SunPower, based in San Jose, Calif., bought PowerLight for $265 million in 2006 to enter the business of designing and installing solar energy systems. SunPower then went on to buy two other such companies, one in Australia and the second in Italy (see SunPower Buys Australian Distributor). SunPower scored a key deal last July to build a 25-megawatt power plant for Florida Power & Light to own and operate. A few months later, it announced a plan to build and operate a 250-megawatt solar farm in California in order to sell the electricity to PG&E.
China-based Suntech Power, meanwhile, bought EI Solutions and formed a joint venture with MMA Renewable Ventures last year to woo utility, government and other business customers (see Suntech Buys EI Solutions, Teams Up With MMA). The joint venture, Gemini Solar Development, is pursuing a 30-megawatt project for the city-owned utility in Austin.
Spain's well-financed solar project developer, Fotowatio, said only a few days ago that it would buy MMA, a deal that Suntech said would only strengthen its pursuit of power project deals (see Fotowatio Buys MMA Renewable Ventures).
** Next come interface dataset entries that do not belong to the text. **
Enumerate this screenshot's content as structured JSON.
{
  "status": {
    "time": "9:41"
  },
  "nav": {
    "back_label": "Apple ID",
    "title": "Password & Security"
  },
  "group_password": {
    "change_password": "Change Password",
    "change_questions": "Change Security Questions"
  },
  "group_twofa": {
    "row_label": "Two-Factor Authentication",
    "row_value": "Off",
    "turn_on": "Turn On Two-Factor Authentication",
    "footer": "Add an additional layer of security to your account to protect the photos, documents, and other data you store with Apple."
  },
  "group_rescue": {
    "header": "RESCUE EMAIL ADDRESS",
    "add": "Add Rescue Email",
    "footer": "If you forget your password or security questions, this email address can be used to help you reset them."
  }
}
First Solar also has been eyeing the utility market for more than a year, and bought Turner Renewable Energy for $34.3 million in stock and cash in 2007 to learn how to engineer and build solar power plants. The deal came with an unfinished project in Blythe, Calif., that First Solar plans to build this year. Southern California Edison already has agreed to buy power from the project, which will start at 7.5 megawatts.
First Solar's acquisition of OptiSolar's large portfolio of pending projects cuts short the amount of time it would otherwise take for First Solar to secure that much land, regulatory approval and customers on its own, Ahearn said.
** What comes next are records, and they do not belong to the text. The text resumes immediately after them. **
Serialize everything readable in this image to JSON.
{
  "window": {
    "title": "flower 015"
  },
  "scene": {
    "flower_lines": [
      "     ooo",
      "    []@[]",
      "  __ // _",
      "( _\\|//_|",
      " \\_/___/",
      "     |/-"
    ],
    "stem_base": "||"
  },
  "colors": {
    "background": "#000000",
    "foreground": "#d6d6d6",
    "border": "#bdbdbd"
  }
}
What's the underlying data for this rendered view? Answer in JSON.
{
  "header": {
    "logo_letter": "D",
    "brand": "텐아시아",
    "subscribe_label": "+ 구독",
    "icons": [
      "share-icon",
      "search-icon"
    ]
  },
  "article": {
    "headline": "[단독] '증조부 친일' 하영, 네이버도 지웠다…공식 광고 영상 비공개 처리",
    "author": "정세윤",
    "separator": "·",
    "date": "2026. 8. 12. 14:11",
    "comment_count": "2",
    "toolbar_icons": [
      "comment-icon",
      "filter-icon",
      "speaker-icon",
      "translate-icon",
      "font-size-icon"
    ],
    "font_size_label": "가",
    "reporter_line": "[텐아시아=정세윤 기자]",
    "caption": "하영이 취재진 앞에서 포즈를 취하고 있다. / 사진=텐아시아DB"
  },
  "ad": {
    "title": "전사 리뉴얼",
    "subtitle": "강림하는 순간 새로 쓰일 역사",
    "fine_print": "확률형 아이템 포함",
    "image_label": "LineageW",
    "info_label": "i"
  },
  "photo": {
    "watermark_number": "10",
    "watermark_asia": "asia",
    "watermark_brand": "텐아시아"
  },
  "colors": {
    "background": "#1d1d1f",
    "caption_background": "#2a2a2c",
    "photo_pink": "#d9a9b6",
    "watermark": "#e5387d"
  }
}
The deal to sell the power from the 550-megawatt project, called Topaz Solar Farm, to PG&E already has gotten approval from the California Public Utilities Commission. It plans to raise money to develop the project instead of using its own capital, said Ahearn, who also noted that the company would have to expand its panel production to meet the project's demand.
Although the Topaz project calls for First Solar to own and operate the power plant, Ahearn indicated that the company is primarily interested in being a general contractor. This move would make sense particularly given the utilities' growing interest in owning and operating their own power plants (see PG&E to Build and Own Solar Power Plants).
Seeing the Topaz deal go to First Solar is bad luck for SunPower. SunPower CEO Tom Werner told analysts last month that the company would try to increase its 250-megawatt deal with PG&E since OptiSolar was having financial troubles.
Some financial analysts see the acquisition as a smart move by First Solar.
"While investors have noted a meaningful gap between production targets and contracted deliveries, this new pipeline of projects should give them confidence that the company should not be faced with stocks of unsold inventory," wrote Mark Bachman, a senior analyst at Pacific Crest Securities, in a research note.
Others are more skeptical. Gordon Johnson, head of alternative energy research at Hapoalim Securities, believes First Solar overpaid for OptiSolar's assets in a rush to prevent SunPower and Suntech from getting them. Then there is the question of whether First Solar can carry out the projects on time.
"We remind our readers that financing is not fully secure for this deal, and the cycle time for large projects typically takes more than 2 years due to: (1) permitting process, (2) siting, and (3) delays," Johnson wrote in a research note.
Join industry leaders and influencers at Surviving the Shakeout: Greentech Media’s 2009 Solar Industry Summit in Phoenix, Ariz., April 14–15.